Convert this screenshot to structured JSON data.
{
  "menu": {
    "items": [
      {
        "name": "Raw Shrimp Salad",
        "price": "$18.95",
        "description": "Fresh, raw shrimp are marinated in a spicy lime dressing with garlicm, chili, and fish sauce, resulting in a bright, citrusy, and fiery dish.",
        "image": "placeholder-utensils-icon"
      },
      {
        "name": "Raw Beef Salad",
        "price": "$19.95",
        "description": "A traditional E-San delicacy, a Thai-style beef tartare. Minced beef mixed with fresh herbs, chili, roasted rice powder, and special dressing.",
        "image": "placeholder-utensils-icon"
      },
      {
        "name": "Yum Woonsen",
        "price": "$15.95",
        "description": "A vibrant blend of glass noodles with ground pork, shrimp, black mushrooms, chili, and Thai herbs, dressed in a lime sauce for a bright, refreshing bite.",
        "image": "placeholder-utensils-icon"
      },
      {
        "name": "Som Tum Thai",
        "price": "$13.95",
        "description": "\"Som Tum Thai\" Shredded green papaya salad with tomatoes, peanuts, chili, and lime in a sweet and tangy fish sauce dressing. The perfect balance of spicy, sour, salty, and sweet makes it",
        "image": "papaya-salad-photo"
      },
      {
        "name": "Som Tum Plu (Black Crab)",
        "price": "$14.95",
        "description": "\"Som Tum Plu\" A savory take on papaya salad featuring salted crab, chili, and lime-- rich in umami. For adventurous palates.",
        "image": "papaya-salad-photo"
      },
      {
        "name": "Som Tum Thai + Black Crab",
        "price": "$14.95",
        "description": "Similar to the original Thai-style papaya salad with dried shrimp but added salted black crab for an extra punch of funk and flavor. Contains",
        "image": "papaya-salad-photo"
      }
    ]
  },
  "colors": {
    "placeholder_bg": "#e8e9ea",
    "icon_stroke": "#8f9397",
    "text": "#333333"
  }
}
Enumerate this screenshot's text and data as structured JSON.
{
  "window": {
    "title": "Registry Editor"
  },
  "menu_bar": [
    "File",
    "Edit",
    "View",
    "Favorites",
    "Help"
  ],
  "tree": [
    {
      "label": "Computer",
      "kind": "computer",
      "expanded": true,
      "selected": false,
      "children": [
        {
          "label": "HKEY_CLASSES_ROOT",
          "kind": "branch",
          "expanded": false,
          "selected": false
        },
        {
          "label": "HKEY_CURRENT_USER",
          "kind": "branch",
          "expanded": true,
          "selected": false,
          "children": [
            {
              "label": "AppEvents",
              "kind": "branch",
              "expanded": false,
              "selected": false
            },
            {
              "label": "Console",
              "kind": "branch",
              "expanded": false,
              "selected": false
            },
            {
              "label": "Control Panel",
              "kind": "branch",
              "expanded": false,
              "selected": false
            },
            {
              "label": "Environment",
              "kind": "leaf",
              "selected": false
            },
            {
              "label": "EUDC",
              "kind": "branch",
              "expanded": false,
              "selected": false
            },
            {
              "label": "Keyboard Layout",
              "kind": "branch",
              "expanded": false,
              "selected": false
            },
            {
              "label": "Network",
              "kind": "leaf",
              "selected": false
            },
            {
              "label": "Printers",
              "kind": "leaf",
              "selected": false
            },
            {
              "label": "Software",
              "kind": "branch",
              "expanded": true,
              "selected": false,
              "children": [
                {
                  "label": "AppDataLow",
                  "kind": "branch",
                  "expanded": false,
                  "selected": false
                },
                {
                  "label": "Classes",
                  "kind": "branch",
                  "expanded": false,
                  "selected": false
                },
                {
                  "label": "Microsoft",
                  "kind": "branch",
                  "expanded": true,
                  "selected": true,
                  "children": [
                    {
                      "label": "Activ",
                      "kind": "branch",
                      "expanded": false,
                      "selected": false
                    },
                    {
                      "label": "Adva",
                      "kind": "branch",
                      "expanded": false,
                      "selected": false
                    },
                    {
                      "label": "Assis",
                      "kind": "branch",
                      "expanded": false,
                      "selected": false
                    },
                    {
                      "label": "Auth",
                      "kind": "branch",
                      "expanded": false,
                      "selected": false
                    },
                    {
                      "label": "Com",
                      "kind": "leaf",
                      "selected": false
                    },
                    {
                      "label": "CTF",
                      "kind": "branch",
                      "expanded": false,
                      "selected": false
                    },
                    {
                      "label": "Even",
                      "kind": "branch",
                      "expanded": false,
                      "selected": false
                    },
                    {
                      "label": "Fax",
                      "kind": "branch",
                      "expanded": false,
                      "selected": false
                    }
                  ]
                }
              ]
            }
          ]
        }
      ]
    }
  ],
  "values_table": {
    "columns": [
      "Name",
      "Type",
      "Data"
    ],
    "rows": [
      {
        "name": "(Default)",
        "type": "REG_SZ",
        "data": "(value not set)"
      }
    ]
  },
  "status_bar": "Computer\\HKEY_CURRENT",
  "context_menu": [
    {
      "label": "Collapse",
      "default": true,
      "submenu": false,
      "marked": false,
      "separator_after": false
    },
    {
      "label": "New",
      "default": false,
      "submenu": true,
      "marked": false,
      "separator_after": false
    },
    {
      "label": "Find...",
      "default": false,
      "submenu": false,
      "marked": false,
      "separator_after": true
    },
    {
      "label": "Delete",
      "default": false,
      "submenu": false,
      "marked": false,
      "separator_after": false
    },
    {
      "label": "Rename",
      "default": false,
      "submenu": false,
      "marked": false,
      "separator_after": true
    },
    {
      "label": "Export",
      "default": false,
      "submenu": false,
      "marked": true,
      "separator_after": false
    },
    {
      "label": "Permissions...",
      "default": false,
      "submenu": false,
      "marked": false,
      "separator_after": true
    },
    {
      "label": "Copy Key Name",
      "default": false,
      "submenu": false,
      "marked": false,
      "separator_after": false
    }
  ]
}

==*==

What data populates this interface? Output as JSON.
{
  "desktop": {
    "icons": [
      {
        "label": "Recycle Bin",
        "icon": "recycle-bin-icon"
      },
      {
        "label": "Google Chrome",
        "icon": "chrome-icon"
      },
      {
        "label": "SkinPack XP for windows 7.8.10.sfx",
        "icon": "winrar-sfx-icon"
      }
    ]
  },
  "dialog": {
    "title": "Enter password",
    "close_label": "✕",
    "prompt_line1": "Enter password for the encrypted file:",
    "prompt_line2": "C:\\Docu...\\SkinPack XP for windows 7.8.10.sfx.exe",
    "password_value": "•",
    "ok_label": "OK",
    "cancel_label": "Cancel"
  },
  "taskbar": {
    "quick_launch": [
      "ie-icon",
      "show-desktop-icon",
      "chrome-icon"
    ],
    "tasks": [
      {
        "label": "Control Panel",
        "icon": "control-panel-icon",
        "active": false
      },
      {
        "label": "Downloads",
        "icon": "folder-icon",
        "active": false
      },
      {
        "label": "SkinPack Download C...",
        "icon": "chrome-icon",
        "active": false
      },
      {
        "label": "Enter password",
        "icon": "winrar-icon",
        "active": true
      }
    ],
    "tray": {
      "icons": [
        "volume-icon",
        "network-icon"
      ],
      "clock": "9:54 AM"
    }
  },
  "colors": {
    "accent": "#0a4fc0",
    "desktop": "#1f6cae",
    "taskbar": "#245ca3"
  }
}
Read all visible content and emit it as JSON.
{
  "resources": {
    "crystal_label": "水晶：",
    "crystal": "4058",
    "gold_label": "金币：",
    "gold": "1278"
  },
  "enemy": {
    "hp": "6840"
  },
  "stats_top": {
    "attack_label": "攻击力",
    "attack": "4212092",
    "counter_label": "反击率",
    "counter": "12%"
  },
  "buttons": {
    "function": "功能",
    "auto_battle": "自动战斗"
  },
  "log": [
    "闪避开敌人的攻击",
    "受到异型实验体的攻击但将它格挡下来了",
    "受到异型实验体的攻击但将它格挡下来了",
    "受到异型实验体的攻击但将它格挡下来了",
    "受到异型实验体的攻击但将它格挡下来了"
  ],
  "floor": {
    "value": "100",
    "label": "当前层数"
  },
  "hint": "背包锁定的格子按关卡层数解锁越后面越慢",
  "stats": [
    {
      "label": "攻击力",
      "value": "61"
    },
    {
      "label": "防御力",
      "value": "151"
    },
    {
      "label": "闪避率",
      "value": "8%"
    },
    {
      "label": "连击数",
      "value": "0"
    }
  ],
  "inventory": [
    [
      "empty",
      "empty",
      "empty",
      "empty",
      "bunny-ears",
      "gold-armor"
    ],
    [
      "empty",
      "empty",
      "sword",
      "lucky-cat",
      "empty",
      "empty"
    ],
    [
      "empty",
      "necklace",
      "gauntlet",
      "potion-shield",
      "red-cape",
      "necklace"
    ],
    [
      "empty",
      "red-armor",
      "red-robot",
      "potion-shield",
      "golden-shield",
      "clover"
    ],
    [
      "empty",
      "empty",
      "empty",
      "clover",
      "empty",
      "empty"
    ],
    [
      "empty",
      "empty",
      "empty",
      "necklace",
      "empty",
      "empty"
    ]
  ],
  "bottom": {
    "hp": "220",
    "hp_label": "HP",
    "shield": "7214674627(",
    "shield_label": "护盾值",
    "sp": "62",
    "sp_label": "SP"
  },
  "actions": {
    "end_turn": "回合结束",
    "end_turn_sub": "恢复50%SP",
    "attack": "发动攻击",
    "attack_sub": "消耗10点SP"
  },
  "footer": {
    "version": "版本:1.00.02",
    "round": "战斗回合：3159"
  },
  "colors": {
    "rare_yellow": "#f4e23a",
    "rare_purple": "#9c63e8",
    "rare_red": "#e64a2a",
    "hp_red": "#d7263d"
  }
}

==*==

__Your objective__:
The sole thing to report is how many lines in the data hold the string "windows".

__Final answer__:
2